Writer: Al Ewing, Alex Paknadel, and David Vaughan / Artist: Juan Ferreya and Kevin Nowlan / Marvel Comics
There are plenty of things in comics that are most definitely my shit. Legacy characters, anything Spider-Man related and one-shots. So here we are with a brand new one-shot for Immortal Hulk from Al Ewing, Alex Paknadel, and David Vaughan. If you’ve read my reviews, you know I’m a sucka for all things Immortal Hulk. In Immortal Hulk: Time of Monsters #1, Ewing and Paknadel team up to further build the Hulk mythos introduced in the Immortal Hulk series. This time around there are some interesting revelations about all things gamma.
Immortal Hulk: Time of Monsters #1 is split into two stories. The first takes us back to the primal age, thousands of years before Banner’s Hulk ever destroyed his first tank. It’s a gruesome story filled with desperation, horrifying images, and the influence of The One Below All. The second is more of a classic Hulk story that feels like something straight from the beginning of Immortal Hulk where Hulk acted as a force punishing bad guys for their sins.

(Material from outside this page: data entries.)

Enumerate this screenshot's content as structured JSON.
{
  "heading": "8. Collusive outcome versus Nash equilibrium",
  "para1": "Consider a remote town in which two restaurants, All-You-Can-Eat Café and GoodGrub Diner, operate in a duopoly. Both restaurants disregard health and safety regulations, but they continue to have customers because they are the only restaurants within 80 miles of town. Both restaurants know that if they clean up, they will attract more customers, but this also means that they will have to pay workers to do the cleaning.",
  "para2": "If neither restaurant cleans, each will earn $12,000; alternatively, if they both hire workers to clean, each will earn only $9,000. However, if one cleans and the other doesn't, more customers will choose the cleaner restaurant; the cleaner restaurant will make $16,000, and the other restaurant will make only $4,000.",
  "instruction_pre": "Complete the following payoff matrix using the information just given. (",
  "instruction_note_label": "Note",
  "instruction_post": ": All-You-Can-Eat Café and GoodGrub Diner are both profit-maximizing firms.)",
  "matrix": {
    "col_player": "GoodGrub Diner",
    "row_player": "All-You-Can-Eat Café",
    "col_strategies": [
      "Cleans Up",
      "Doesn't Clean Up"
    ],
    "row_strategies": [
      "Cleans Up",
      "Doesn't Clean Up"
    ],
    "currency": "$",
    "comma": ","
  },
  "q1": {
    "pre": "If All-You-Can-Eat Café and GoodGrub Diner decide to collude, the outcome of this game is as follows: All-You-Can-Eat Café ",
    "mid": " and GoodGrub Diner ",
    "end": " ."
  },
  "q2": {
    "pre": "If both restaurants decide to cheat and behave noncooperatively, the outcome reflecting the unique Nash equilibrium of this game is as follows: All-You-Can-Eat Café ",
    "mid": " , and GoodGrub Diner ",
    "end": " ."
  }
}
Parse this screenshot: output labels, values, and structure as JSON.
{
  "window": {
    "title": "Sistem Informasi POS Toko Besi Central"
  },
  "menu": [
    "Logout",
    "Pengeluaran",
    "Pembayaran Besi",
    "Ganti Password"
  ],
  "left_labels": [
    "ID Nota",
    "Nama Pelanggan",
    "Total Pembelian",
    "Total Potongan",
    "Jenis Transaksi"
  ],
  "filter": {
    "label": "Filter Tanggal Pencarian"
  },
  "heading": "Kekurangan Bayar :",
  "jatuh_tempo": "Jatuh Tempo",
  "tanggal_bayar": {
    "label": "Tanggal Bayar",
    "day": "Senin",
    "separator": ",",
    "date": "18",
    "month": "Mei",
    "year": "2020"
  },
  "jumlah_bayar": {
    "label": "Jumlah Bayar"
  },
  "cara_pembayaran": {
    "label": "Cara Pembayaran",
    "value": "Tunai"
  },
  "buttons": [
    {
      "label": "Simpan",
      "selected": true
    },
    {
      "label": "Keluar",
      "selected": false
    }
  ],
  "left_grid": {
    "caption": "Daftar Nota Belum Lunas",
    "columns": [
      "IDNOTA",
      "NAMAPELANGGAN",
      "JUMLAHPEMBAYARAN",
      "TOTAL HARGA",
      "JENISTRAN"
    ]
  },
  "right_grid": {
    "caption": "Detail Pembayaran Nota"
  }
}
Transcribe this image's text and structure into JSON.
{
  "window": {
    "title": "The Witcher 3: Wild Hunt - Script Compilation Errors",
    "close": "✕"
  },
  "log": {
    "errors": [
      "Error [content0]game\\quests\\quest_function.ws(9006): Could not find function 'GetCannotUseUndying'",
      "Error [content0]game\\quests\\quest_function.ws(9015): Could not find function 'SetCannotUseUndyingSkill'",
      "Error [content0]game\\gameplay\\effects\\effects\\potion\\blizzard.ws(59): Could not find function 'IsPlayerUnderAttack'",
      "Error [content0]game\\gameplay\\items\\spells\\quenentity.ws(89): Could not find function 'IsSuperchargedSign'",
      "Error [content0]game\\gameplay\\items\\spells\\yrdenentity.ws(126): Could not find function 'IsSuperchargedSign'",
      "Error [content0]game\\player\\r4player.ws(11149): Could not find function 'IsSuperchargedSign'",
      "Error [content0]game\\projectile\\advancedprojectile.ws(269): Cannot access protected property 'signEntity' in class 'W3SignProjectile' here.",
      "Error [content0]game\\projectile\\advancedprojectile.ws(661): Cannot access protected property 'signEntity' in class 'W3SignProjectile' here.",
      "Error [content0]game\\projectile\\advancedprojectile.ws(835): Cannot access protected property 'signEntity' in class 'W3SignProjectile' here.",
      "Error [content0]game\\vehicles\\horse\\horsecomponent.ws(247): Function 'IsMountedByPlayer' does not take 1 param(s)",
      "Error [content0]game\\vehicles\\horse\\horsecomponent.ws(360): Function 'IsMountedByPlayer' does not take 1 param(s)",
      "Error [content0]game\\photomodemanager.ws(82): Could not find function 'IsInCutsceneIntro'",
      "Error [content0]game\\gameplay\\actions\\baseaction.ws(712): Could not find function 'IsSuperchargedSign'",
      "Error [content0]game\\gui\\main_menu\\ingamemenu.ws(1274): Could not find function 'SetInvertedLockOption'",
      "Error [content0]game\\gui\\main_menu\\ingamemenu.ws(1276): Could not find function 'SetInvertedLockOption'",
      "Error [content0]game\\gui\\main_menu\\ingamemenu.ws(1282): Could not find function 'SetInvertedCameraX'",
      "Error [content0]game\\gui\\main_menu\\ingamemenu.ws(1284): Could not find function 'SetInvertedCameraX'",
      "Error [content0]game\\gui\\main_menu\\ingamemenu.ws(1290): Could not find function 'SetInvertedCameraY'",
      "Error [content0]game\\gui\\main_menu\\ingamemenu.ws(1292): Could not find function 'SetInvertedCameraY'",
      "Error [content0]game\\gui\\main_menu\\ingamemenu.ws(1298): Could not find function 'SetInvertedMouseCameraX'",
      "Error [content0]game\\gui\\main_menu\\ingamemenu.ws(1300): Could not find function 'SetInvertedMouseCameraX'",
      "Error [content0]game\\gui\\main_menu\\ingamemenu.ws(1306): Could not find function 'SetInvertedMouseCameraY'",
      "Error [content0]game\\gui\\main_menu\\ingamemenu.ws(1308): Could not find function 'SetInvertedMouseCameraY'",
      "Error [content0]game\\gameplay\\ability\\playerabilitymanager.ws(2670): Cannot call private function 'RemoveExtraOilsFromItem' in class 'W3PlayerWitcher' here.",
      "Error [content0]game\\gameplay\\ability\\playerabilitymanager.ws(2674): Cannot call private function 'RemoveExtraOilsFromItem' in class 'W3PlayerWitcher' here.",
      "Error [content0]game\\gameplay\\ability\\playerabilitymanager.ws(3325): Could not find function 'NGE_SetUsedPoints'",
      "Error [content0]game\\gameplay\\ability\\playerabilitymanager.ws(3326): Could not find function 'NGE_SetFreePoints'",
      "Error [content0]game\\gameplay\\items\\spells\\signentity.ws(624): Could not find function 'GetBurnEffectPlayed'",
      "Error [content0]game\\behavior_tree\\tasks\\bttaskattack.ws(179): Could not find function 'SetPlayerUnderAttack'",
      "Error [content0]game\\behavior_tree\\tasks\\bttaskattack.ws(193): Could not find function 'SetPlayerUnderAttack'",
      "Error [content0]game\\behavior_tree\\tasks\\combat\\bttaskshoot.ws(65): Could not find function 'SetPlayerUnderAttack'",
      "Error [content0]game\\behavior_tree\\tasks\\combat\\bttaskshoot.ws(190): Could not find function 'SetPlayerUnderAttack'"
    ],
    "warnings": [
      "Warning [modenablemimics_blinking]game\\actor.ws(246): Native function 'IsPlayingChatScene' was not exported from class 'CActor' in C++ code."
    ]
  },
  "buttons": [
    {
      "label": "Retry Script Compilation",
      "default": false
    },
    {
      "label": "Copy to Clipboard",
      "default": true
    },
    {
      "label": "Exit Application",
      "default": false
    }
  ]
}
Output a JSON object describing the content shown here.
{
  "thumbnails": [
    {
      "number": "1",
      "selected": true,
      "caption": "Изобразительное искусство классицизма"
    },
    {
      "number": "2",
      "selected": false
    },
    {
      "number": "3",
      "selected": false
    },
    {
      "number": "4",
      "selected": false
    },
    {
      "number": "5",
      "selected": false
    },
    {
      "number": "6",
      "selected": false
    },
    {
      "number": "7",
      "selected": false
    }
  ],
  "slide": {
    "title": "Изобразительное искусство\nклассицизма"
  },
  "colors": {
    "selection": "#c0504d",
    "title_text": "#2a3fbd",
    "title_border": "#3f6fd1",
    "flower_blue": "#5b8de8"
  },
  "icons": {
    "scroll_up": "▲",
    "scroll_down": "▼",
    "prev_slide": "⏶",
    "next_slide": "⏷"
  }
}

The main attraction is definitely the first story. This prehistoric tale feels like it would have fit right into Jason Aaron’s Avengers of 1,000,000 B.C.. Like many of these retcons go, we see that Bruce Banner is not the first Hulk. Nope. More than 12,000 years ago, a gamma-irradiated rock and a misplaced human sacrifice created the Hulk of 9,500 BCE. A gruesome creature, this first Hulk is filled with a sadistic sense of vengeance and hate. It’s quite a fascinating look at the origins of The Green Door and Gamma Hell, that I think fans of the series will get a kick out of.
The second story of this one-shot pits the Hulk against Scarecrow and honestly, I can’t even remember the last time Marvel used their version of the Scarecrow. The strength of the first story kind of overshadows this one, but there is still plenty to enjoy. For one, Scarecrow makes a great villain, but Hulk makes a better-twisted hero. The deviousness of the Devil Hulk is always fun to read.
Both Juan Ferreya and Kevin Nowlan do a great job of setting the tone for their respective stories. The art in the ‘Time of Monsters’ story is reminiscent of great paintings, fitting the time period and bringing out the horror elements of the tale. Meanwhile, the classic nature of the backup story ‘A Little Fire’ gives the best of comic book storytelling. Immortal Hulk: Time of Monsters is a great addition to Ewing’s Hulk lore and reminds me that I’m going to miss this series when it’s gone.
Reading The Immortal Hulk? Find BNP’s other reviews of the series here.